The premise of this thread is to illustrate the unexpected or underappreciated costs of intellectual property laws and potential avenues of reform.
One recent case in the media is "A Professor's Fight Over Shostakovich Heads to the Supreme Court".
The problem? The changing of the goalposts. Works that were previously in the public domain, which could be purchased for reasonable cost are now prohibitively expensive to license.
Likewise, with international agreements vs copyright terms. For example, in Australia, many works that were in the public domain became limited by copyright again after the signing of the free trade agreement.
Now the Russian president has recently been advocating changes to copyright laws at the G8 summit. As well as proposals for changes to Russian law.
From the words of some guy on Slashdot, "In Russia, you reform copyright law. In America, copyright law reforms you."
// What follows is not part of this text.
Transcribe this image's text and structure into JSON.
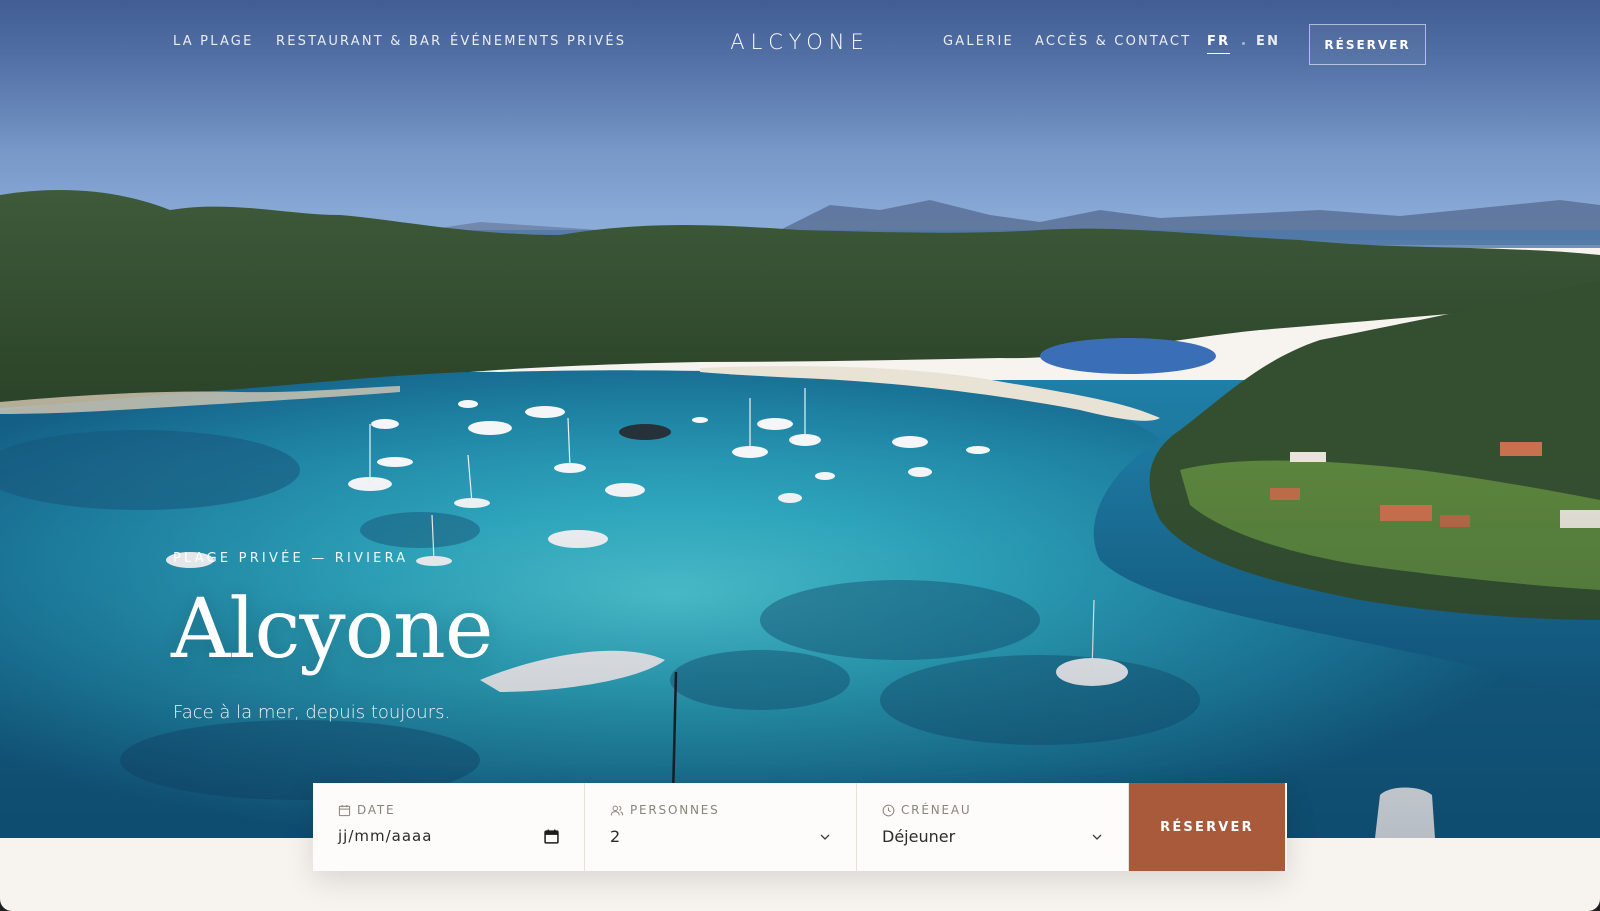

But what is the real reason for this? It is in the interests of those who own less intellectual property to advocate for reform and vice versa for those who own more intellectual property.
If copyright is to be reformed, then the economic benefits must be emphasised over the costs. There may be for example, difficult to quantify benefits to the citizens vs easy to quantify reductions in revenue for net intellectual property exporters.
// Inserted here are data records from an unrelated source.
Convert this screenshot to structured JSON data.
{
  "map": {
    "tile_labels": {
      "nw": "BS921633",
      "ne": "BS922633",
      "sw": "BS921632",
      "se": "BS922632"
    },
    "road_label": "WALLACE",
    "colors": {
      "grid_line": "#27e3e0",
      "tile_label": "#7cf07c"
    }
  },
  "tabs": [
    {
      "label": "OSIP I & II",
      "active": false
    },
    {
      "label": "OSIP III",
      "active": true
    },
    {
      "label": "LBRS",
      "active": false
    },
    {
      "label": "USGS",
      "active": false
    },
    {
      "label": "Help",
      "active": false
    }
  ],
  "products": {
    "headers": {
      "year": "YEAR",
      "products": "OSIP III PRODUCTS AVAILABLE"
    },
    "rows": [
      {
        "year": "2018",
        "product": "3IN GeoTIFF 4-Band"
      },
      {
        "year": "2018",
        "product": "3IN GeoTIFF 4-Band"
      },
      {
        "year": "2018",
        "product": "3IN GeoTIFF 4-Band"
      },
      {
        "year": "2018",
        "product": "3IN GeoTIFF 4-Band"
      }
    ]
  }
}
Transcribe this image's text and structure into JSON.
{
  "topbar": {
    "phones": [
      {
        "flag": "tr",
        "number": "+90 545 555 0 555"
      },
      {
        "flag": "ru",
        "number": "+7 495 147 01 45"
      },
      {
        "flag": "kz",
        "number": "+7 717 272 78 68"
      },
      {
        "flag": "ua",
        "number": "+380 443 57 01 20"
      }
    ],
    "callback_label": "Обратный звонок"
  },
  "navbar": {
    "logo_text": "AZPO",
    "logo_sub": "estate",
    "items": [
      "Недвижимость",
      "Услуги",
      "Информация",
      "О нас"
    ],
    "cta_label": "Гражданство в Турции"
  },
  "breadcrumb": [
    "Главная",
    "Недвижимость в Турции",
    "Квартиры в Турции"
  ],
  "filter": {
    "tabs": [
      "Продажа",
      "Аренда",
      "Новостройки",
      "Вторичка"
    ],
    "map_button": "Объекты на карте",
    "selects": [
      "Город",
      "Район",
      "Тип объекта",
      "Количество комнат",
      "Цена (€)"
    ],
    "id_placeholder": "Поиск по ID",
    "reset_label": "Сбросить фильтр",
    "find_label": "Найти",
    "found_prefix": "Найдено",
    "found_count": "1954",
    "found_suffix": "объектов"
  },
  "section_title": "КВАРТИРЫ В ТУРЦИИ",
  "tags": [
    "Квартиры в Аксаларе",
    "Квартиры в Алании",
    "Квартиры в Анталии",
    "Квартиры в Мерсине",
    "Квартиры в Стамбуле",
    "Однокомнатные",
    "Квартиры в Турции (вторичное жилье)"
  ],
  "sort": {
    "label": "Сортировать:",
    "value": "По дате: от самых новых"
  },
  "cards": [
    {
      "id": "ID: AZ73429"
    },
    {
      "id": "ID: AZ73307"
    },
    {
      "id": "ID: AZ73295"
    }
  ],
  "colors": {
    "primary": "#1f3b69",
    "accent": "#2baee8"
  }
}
As for what sorts of reform, let's see what you guys can come up with (yes, I have some interesting ideas of my own too).